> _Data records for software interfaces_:
--- --- ---

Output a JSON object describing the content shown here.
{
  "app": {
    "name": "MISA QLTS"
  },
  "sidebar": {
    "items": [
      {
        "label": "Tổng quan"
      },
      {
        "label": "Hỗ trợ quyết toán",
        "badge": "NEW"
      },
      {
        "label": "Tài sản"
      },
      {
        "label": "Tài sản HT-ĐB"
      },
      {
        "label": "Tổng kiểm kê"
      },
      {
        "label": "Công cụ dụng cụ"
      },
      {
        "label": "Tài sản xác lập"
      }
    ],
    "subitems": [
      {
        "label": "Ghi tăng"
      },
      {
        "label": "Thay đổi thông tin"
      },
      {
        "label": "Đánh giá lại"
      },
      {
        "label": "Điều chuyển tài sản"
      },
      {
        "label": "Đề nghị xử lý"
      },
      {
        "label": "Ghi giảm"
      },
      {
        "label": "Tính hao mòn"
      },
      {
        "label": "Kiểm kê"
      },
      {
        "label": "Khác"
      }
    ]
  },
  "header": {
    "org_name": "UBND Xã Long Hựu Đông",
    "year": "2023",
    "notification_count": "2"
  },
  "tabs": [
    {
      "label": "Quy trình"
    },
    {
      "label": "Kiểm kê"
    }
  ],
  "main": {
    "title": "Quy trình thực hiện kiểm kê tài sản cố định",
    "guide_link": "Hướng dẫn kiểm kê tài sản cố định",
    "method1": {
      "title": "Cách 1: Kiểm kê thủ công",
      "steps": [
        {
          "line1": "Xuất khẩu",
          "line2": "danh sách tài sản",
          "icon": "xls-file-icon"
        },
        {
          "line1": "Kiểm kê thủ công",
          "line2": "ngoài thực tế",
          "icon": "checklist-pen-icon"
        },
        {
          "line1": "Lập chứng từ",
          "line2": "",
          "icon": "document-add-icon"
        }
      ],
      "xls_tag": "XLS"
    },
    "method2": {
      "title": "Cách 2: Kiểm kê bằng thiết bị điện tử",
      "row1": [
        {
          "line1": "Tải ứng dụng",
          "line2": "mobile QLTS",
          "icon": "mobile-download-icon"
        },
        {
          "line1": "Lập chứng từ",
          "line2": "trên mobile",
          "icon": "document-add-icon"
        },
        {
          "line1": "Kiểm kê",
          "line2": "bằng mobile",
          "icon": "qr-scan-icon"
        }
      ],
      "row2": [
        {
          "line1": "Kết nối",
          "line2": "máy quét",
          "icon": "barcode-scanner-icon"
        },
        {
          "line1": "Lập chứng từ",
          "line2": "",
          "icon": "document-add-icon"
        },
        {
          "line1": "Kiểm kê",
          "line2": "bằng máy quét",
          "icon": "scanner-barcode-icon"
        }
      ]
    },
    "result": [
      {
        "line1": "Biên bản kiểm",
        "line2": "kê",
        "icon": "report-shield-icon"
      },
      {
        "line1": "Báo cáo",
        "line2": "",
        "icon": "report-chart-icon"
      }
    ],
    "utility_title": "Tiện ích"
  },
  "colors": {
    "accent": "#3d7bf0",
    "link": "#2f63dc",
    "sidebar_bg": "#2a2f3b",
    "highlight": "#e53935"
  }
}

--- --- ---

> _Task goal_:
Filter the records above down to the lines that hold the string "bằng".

> _Answer_:
      "title": "Cách 2: Kiểm kê bằng thiết bị điện tử",
          "line2": "bằng mobile",
          "line2": "bằng máy quét",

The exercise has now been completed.